> [TASK DIRECTIONS]: Your answer must be an exact copy of every record below.

DATA IN THIS EXERCISE Start Marker

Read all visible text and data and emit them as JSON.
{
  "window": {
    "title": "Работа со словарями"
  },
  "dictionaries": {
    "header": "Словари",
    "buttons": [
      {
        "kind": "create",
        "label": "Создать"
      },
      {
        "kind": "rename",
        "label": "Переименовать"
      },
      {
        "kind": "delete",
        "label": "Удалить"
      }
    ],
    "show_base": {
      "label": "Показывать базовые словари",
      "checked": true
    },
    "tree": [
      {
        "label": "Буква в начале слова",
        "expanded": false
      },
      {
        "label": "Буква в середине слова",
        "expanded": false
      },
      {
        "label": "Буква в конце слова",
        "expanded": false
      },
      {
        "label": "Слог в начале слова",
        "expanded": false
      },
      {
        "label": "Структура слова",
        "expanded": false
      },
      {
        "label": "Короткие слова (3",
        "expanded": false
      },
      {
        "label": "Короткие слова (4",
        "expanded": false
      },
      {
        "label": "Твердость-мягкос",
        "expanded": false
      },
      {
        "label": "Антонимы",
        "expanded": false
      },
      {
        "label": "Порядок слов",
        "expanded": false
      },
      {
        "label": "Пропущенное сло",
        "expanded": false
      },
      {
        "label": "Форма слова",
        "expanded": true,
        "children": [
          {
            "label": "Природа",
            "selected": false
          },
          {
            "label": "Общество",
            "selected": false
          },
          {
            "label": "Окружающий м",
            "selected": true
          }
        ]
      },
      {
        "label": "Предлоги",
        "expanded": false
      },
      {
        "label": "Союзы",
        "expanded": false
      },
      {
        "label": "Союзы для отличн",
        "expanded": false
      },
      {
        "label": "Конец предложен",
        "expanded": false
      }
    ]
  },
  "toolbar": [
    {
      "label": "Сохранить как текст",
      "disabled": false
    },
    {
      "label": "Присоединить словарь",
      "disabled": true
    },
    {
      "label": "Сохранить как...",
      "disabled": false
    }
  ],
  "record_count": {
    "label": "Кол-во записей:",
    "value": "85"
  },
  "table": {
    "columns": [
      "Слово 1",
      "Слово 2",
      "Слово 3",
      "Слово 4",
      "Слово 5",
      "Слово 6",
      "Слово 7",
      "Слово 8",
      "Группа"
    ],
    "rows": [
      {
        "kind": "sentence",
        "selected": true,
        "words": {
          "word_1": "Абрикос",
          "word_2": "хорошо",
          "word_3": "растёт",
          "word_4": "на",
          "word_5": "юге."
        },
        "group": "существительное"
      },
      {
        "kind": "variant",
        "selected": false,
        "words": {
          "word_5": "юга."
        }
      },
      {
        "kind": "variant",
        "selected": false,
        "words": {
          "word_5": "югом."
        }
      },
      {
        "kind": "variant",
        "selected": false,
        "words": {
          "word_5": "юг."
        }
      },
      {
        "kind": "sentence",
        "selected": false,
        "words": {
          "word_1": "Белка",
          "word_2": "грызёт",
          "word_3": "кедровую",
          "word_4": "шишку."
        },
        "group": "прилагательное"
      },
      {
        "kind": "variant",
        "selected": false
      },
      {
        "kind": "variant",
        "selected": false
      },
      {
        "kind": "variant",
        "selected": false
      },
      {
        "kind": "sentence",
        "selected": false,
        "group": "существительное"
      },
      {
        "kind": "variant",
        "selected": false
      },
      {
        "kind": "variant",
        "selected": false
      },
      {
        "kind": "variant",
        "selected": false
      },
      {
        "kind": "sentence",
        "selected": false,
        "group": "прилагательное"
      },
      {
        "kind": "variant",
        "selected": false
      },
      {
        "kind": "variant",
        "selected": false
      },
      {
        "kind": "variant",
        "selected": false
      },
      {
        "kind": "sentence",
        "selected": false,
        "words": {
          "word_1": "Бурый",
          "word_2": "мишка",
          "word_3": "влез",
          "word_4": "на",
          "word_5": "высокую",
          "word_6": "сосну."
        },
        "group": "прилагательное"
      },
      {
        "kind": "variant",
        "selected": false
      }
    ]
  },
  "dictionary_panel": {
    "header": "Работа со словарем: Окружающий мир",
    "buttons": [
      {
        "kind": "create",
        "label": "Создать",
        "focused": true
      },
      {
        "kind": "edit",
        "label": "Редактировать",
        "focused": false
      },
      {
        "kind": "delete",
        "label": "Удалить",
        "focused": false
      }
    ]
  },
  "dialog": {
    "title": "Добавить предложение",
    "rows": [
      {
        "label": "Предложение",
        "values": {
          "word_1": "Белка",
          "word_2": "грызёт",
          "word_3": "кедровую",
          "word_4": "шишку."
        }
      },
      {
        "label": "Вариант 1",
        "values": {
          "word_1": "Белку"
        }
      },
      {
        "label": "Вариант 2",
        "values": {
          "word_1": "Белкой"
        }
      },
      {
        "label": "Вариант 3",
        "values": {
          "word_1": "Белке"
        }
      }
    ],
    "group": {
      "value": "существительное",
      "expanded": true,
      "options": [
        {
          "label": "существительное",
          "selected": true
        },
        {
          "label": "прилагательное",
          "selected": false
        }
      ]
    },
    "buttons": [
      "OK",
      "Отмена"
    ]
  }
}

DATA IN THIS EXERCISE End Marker

> [RESPONSE AREA]:
Read all visible text and data and emit them as JSON.
{
  "window": {
    "title": "Работа со словарями"
  },
  "dictionaries": {
    "header": "Словари",
    "buttons": [
      {
        "kind": "create",
        "label": "Создать"
      },
      {
        "kind": "rename",
        "label": "Переименовать"
      },
      {
        "kind": "delete",
        "label": "Удалить"
      }
    ],
    "show_base": {
      "label": "Показывать базовые словари",
      "checked": true
    },
    "tree": [
      {
        "label": "Буква в начале слова",
        "expanded": false
      },
      {
        "label": "Буква в середине слова",
        "expanded": false
      },
      {
        "label": "Буква в конце слова",
        "expanded": false
      },
      {
        "label": "Слог в начале слова",
        "expanded": false
      },
      {
        "label": "Структура слова",
        "expanded": false
      },
      {
        "label": "Короткие слова (3",
        "expanded": false
      },
      {
        "label": "Короткие слова (4",
        "expanded": false
      },
      {
        "label": "Твердость-мягкос",
        "expanded": false
      },
      {
        "label": "Антонимы",
        "expanded": false
      },
      {
        "label": "Порядок слов",
        "expanded": false
      },
      {
        "label": "Пропущенное сло",
        "expanded": false
      },
      {
        "label": "Форма слова",
        "expanded": true,
        "children": [
          {
            "label": "Природа",
            "selected": false
          },
          {
            "label": "Общество",
            "selected": false
          },
          {
            "label": "Окружающий м",
            "selected": true
          }
        ]
      },
      {
        "label": "Предлоги",
        "expanded": false
      },
      {
        "label": "Союзы",
        "expanded": false
      },
      {
        "label": "Союзы для отличн",
        "expanded": false
      },
      {
        "label": "Конец предложен",
        "expanded": false
      }
    ]
  },
  "toolbar": [
    {
      "label": "Сохранить как текст",
      "disabled": false
    },
    {
      "label": "Присоединить словарь",
      "disabled": true
    },
    {
      "label": "Сохранить как...",
      "disabled": false
    }
  ],
  "record_count": {
    "label": "Кол-во записей:",
    "value": "85"
  },
  "table": {
    "columns": [
      "Слово 1",
      "Слово 2",
      "Слово 3",
      "Слово 4",
      "Слово 5",
      "Слово 6",
      "Слово 7",
      "Слово 8",
      "Группа"
    ],
    "rows": [
      {
        "kind": "sentence",
        "selected": true,
        "words": {
          "word_1": "Абрикос",
          "word_2": "хорошо",
          "word_3": "растёт",
          "word_4": "на",
          "word_5": "юге."
        },
        "group": "существительное"
      },
      {
        "kind": "variant",
        "selected": false,
        "words": {
          "word_5": "юга."
        }
      },
      {
        "kind": "variant",
        "selected": false,
        "words": {
          "word_5": "югом."
        }
      },
      {
        "kind": "variant",
        "selected": false,
        "words": {
          "word_5": "юг."
        }
      },
      {
        "kind": "sentence",
        "selected": false,
        "words": {
          "word_1": "Белка",
          "word_2": "грызёт",
          "word_3": "кедровую",
          "word_4": "шишку."
        },
        "group": "прилагательное"
      },
      {
        "kind": "variant",
        "selected": false
      },
      {
        "kind": "variant",
        "selected": false
      },
      {
        "kind": "variant",
        "selected": false
      },
      {
        "kind": "sentence",
        "selected": false,
        "group": "существительное"
      },
      {
        "kind": "variant",
        "selected": false
      },
      {
        "kind": "variant",
        "selected": false
      },
      {
        "kind": "variant",
        "selected": false
      },
      {
        "kind": "sentence",
        "selected": false,
        "group": "прилагательное"
      },
      {
        "kind": "variant",
        "selected": false
      },
      {
        "kind": "variant",
        "selected": false
      },
      {
        "kind": "variant",
        "selected": false
      },
      {
        "kind": "sentence",
        "selected": false,
        "words": {
          "word_1": "Бурый",
          "word_2": "мишка",
          "word_3": "влез",
          "word_4": "на",
          "word_5": "высокую",
          "word_6": "сосну."
        },
        "group": "прилагательное"
      },
      {
        "kind": "variant",
        "selected": false
      }
    ]
  },
  "dictionary_panel": {
    "header": "Работа со словарем: Окружающий мир",
    "buttons": [
      {
        "kind": "create",
        "label": "Создать",
        "focused": true
      },
      {
        "kind": "edit",
        "label": "Редактировать",
        "focused": false
      },
      {
        "kind": "delete",
        "label": "Удалить",
        "focused": false
      }
    ]
  },
  "dialog": {
    "title": "Добавить предложение",
    "rows": [
      {
        "label": "Предложение",
        "values": {
          "word_1": "Белка",
          "word_2": "грызёт",
          "word_3": "кедровую",
          "word_4": "шишку."
        }
      },
      {
        "label": "Вариант 1",
        "values": {
          "word_1": "Белку"
        }
      },
      {
        "label": "Вариант 2",
        "values": {
          "word_1": "Белкой"
        }
      },
      {
        "label": "Вариант 3",
        "values": {
          "word_1": "Белке"
        }
      }
    ],
    "group": {
      "value": "существительное",
      "expanded": true,
      "options": [
        {
          "label": "существительное",
          "selected": true
        },
        {
          "label": "прилагательное",
          "selected": false
        }
      ]
    },
    "buttons": [
      "OK",
      "Отмена"
    ]
  }
}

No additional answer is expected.